PRE ELECTION CHAT – Do your parents influence your vote?
POST ELECTION RECAP
With last Saturday’s Federal Election still fresh in our minds, there are many questions around the Coalition’s shock win.
Although the majority of people aged 20 to 25 interviewed by Room 330 said they cared deeply about climate action, the election results indicate there was a far larger group of voters who either don’t view global warming as a serious issue, or didn’t understand how their vote could make a difference.
Of the 16,424,248 voters in the Federal Election, 687,652 votes were counted as ‘invalid/blank’. That’s almost 5.5 per cent of Australians who threw away their opportunity to have a say in the election.
This brings to light the deeper issue of Australians – particularly youth – who’s lack of knowledge about politics and government policies results in informal votes; donkey votes; no votes; and of course, a few artfully rendered phallus and testicular drawings on the ballot papers.
Many of the interviewees featured on Room 330 stated they didn’t know much about government policies, despite being concerned about a broad range of social issues.
Without knowing which party will (or won’t) implement certain changes, voting in the federal election becomes a difficult task – and for those who are already fed up, or feeling as though their voice doesn’t matter, casting spoilt votes might seem the perfect short-term solution.
It also doesn’t help that a video circulating on social media claimed: “An intentionally informal vote is a vote to sack the Government.” Although quickly disproved by Triple J Hack, it’s likely to have convinced at least a few unsure voters.
The ABC reported there was just a 0.5 per cent rise of first preference votes for the Greens, whose policies were the most focused on environmental change.
With a Liberal Government now re-elected into power, the environmental future looks bleak. Climate Analytics reviewed the party’s climate policies and found “the Coalition’s policies will lead to Australia’s emissions continuing to rise and there are no indications that further policies will be introduced”.
Now, outraged and upset, many Australians are searching for someone to blame for the Coalition still being in power. And it appears Queensland is copping the brunt of it.
The state boasts a long-standing Labor state government and a proud history of the Labor movement.
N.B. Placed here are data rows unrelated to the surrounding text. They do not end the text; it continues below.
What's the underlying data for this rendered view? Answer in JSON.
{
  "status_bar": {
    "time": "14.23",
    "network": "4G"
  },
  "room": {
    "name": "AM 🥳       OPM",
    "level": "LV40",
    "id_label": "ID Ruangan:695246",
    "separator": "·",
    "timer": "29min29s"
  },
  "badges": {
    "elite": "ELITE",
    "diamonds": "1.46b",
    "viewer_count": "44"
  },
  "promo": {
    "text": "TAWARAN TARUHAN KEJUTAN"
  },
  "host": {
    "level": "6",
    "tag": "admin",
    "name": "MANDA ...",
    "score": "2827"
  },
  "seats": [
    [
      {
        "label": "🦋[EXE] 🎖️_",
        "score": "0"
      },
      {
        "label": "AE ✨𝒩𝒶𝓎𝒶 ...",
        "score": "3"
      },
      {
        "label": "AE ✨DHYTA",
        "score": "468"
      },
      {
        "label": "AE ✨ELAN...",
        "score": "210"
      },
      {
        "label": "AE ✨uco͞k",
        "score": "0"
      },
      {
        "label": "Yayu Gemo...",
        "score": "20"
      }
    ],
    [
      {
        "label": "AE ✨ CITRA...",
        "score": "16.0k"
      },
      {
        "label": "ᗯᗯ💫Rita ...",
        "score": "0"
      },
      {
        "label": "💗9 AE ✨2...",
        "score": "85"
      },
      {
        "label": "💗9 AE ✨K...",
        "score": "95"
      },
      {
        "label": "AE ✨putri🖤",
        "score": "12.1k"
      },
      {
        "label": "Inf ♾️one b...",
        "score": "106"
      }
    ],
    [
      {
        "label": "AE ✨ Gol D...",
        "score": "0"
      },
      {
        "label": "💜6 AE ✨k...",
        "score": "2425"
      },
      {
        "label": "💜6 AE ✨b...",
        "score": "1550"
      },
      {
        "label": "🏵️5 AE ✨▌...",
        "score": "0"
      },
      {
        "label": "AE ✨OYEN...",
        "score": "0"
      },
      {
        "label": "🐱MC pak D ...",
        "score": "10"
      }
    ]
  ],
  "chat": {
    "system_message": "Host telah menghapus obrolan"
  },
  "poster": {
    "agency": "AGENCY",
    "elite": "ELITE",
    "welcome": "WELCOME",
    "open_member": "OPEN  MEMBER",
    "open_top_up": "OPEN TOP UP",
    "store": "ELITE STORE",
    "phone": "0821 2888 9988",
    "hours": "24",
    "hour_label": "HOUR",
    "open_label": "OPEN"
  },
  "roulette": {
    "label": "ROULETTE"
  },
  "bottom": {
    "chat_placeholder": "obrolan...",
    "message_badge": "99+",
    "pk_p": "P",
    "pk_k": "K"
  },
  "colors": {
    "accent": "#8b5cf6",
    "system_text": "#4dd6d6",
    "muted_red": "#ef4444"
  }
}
Throughout the election campaign the ALP seemed confident it had secured the majority of seats in the state. But it had devastatingly misjudged Queensland, and is now paying the price. The state held a few of the most marginal seats in the election, such as Mackay, Rockhampton, Herbert and Longman. The LNP and One Nation snapped up these seats.
Some say the ALP lost its seats in Queensland because of its anti-Adani policies. The Adani mining project means employment and revenue opportunities for Queenslanders and, although the ALP was aware of this, it obviously could not promote its environmental promises and fork out the funds to finance this project simultaneously.
Naturally after any controversial issue, social media had gone into meltdown with hashtags such as #Quexit and memes circulating the internet.